Data for analysis START

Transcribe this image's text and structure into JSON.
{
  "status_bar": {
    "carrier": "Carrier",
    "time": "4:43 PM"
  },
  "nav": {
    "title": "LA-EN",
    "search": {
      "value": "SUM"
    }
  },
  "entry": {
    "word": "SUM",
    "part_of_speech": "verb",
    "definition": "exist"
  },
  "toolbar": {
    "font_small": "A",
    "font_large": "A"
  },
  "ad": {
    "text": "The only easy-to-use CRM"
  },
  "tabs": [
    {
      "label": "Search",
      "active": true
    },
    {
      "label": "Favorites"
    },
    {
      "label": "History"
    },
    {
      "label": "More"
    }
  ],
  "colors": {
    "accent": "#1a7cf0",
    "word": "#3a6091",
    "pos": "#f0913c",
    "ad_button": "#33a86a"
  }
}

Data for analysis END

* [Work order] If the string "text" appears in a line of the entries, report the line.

* [Solution]
Transcribe this image's text and structure into JSON.
    "text": "The only easy-to-use CRM"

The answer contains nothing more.